The Financial media and economics blogosphere is full of wonky goodness this week with all kinds of forecasts of the economy. The big question is how bad will it get? The secondary questions deal with economic forecast assumptions built into the Obama Budget. Are they overly rosy or realistic? I’ll save the wonkiest battle for last even though it is the most interesting. It is between Mankiw and Krugman (with me agreeing with Mankiw for a change on a technicality) but it’s based on some pretty high level math so let’s start with the the least technical shot across the bow of the good ship Hopey Changey.
Robert Barro has the most blunt assessment of the big question in this week’s WSJ. His opinion piece just asks the question out right. What Are the Odds of U.S. Depression? Barro is a member of what you could possibly call the elite team of economists in the country. His credentials and CV are impeccable. His record of academic publishing is unassailable. He teaches at Harvard. He also tends to be a voice from the right. However, he’s presenting research in this opinion piece so this isn’t based on dogma, but some high level number krunching. He’s actually put the probability of a ‘great’ depression at 20%.
The bottom line is that there is ample reason to worry about slipping into a depression. There is a roughly one-in-five chance that U.S. GDP and consumption will fall by 10% or more, something not seen since the early 1930s.
Our research classifies just two such U.S. events since 1870: the Great Depression from 1929 to 1933, with a macroeconomic decline by 25%, and the post-World War I years from 1917 to 1921, with a fall by 16%. We also assembled long-term data on GDP, consumption and stock-market returns for 33 other countries, sometimes going back as far as 1870. Our conjecture was that depressions would be closely connected to stock-market crashes (at least in the sense that a crash would signal a substantially increased chance of a depression).
I’d really suggest you buck up and actually read his story line about his data because it is very interesting.
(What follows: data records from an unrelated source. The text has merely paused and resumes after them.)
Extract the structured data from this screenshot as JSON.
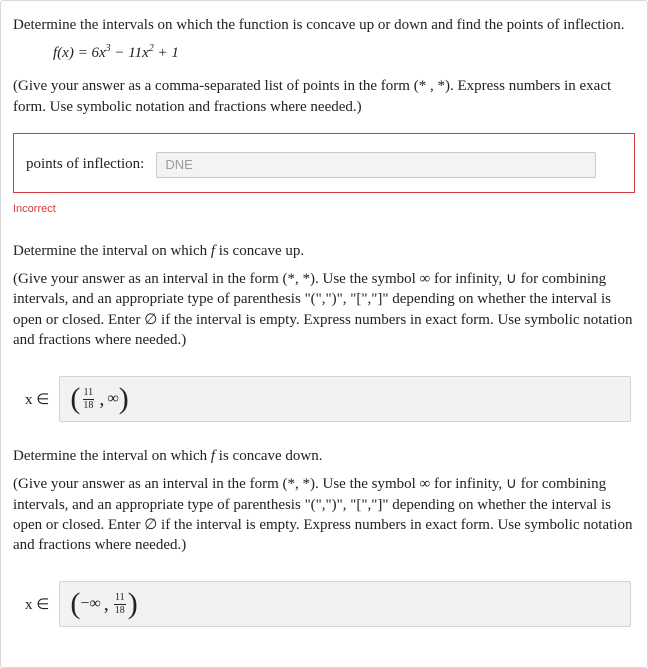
{
  "intro": {
    "instruction": "Determine the intervals on which the function is concave up or down and find the points of inflection.",
    "formula_fx": "f(x) = 6x",
    "formula_sup1": "3",
    "formula_mid": " − 11x",
    "formula_sup2": "2",
    "formula_tail": " + 1",
    "hint": "(Give your answer as a comma-separated list of points in the form (* , *). Express numbers in exact form. Use symbolic notation and fractions where needed.)"
  },
  "box1": {
    "label": "points of inflection:",
    "value": "DNE",
    "feedback": "Incorrect"
  },
  "concave_up": {
    "title_pre": "Determine the interval on which ",
    "title_f": "f",
    "title_post": " is concave up.",
    "hint": "(Give your answer as an interval in the form (*, *). Use the symbol ∞ for infinity, ∪ for combining intervals, and an appropriate type of parenthesis \"(\",\")\", \"[\",\"]\" depending on whether the interval is open or closed. Enter ∅ if the interval is empty. Express numbers in exact form. Use symbolic notation and fractions where needed.)",
    "x_in": "x ∈",
    "lparen": "(",
    "frac_num": "11",
    "frac_den": "18",
    "comma": ",",
    "infty": "∞",
    "rparen": ")"
  },
  "concave_down": {
    "title_pre": "Determine the interval on which ",
    "title_f": "f",
    "title_post": " is concave down.",
    "hint": "(Give your answer as an interval in the form (*, *). Use the symbol ∞ for infinity, ∪ for combining intervals, and an appropriate type of parenthesis \"(\",\")\", \"[\",\"]\" depending on whether the interval is open or closed. Enter ∅ if the interval is empty. Express numbers in exact form. Use symbolic notation and fractions where needed.)",
    "x_in": "x ∈",
    "lparen": "(",
    "neg_infty": "−∞",
    "comma": ",",
    "frac_num": "11",
    "frac_den": "18",
    "rparen": ")"
  }
}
He basically looks back at periods when there were severe stock market crashes (like now) and looks at trends. His database is not restricted to US history but includes severe recessions and depressions from 34 different countries.
His assessment of forecasts is based on looking at the Fed scenarios. He tips his conservative bent at the end of this quote by basically saying none of the policies we’ve seen to date are going to do much. I highlighted his proposed time line. He does think we’re going into a situation that will be worse than the 1980s recession but most likely not as bad as the Great Depression of the 1930s.